Looking to take brunch and bar food to the next level? Consider a trip to Deep Ellum, an Allston eatery that serves traditional comfort food in an unassuming bar setting, but elevates the drinking and dining experience through its creative dishes and unique beverages.
Opened in 2007, Deep Ellum is named for an area of Dallas known for its great food, nightlife, and above all, its jazz and blues music. The restaurant describes itself as a place that’s all about the “appreciation of craft beer, classic cocktails, and wholesome cooking,” and we’re happy to report that it delivers on all counts.
We arrived at the restaurant on a warm, sunny day, and elected to eat outside on the spacious rear patio. There’s also plenty of seating in the restaurant’s bar as well as traditional table seating. While the interior is a little cramped, the staff was friendly and knowledgeable, which made for a pleasant visit.
Deep Ellum is renowned for its unique selection of craft beers, so we started off with 2 of the 28 available “daily drafts,” neither of which we’d tried before. The Spring Training IPA ($6), made by the Cambridge Brewing Company, was light, but a little boring, with a malty taste and without much sweetness. It was refreshing as a palate cleanser and had a definite “summer beer” feel to it, but didn’t do much to enhance our meal.
We also tried a Jack D’or, by another local brewery, Pretty Things. Its lightness and fruity notes reminded us of a Belgian farmhouse ale. At 6.5 percent ABV, this brew is potent, but hints of banana and apricot flavors hide the relatively high alcohol content nicely.
Although the beers we sampled didn’t blow us away, the brunch dishes were another story. Brunch is served from 11 a.m. to 4 p.m. every day (weekends starting at 10 a.m.), but the two entreés we selected were good enough to consider making separate trips for breakfast and lunch just to eat them twice.
First up was the Duck Confit Hash ($10), which was served in a small iron skillet and packed with flavor. The rich dish featured savory pieces of duck with fingerling potatoes, braised Swiss chard, and bits of red pepper. The hash was topped with two perfectly cooked fried eggs, with runny yolks that spilled into the rest of the dish when cut. We devoured the delicious dish before the steam could even finish rising from the plate.
We were equally pleased with our second entrée, the BBQ Breakfast ($9) (right), a hearty plate of braised pork shoulder coated with a sweet barbecue sauce sitting atop a perfectly moist piece of cornbread. The textures complemented one another well, and dashes of mustard aioli provided just enough heat to cut the sweetness of the sauce.

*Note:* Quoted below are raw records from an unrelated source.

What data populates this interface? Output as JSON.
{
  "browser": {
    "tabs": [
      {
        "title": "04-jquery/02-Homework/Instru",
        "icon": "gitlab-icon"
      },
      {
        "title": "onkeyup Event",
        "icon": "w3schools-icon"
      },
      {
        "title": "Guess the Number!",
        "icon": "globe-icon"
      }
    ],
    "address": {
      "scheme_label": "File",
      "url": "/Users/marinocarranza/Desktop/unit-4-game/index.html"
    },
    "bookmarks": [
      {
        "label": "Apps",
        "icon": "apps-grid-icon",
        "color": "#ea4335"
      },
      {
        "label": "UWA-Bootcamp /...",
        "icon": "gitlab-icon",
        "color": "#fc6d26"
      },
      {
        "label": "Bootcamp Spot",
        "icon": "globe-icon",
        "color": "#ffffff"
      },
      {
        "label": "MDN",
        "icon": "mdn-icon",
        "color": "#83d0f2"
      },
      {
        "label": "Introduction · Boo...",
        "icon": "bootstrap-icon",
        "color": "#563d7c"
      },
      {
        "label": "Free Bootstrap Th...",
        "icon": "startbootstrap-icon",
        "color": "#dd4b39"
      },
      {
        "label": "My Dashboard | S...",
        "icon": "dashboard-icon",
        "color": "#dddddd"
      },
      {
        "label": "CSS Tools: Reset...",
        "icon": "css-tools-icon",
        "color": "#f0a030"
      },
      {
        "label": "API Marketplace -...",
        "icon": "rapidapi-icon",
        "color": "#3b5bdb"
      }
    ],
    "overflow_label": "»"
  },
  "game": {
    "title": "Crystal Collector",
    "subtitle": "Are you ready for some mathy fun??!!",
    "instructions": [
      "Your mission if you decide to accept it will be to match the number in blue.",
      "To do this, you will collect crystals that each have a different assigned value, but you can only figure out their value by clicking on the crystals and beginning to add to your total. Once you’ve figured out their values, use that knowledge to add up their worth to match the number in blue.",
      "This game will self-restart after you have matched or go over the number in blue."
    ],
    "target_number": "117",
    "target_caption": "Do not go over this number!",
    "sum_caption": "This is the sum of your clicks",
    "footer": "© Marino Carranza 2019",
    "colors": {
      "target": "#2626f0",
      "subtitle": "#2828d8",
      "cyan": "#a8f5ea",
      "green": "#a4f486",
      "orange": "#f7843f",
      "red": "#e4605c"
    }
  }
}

Like the duck, this dish came with a fried egg on top. The cornbread absorbed some of the barbecue sauce, egg yolk, and aioli, and made for quite a memorable meal.
Other popular brunch items are buttermilk biscuits and gravy ($7) and skillet fries ($7), fries served with sausage gravy, pepper jack cheese, bacon, scallion, and a fried egg.
We timed our visit to coincide with the end of brunch and the beginning of dinner. After inhaling our two spectacular brunch entreés, we ordered two of the starter items on the dinner menu. While they lacked the culinary finesse of our brunch selections, they were quite tasty, especially as bar food goes.
We started with the Two Pretzels and Beer Cheese plate ($8) (left), two giant soft-baked pretzels served with a generous portion of what appeared to be processed cheese dip infused with a stout-like beer flavor. The cheese was a major disappointment, but the pretzels were outstanding—big, perfectly salted, and still warm from the oven.
For our other starter, we ordered the Hot Damn Wings ($8)—eight large wings that elicited mixed reactions from this reviewer and a friend. We agreed that the wings were cooked perfectly—crispy and buttery outside, juicy and tender inside. But they weren’t very spicy—in fact, they were a little sweet—and after first guessing the coating contained peanut butter, we were told by our server that, in fact, the seasoning was nutmeg.
One of us felt the sweet-and-spicy combination was exciting to the palate, and pronounced the addition of nutmeg to be genius. But the other was disappointed, opining that they tasted like breakfast, not bar, fare and failed to deliver an authentic buffalo wing experience.
That said, the wings weren’t enough to detract from our meal. We both left feeling very full and very pleased. With above-average bar food and superb brunch dishes, Deep Ellum is the spot for those looking to treat themselves to a reasonably priced, inspired afternoon meal.
Deep Ellum is at 477 Cambridge St., Allston. Brunch is served from 11 a.m. to 4 p.m. Monday through Friday, and 10 a.m. to 4 p.m. Saturday and Sunday. Dinner is served 4 p.m. to midnight every day. Find the bar’s full menu here. All major credit cards are accepted. By public transportation, take the number 57 bus to Quint Avenue.
This is part of a weekly series featuring Boston lunch spots of interest to the BU community. If you have any suggestions for places we should feature, leave them in the comments section below. Check out our list of lunchtime tips on Foursquare.
Ben Carsley can be reached at email@example.com.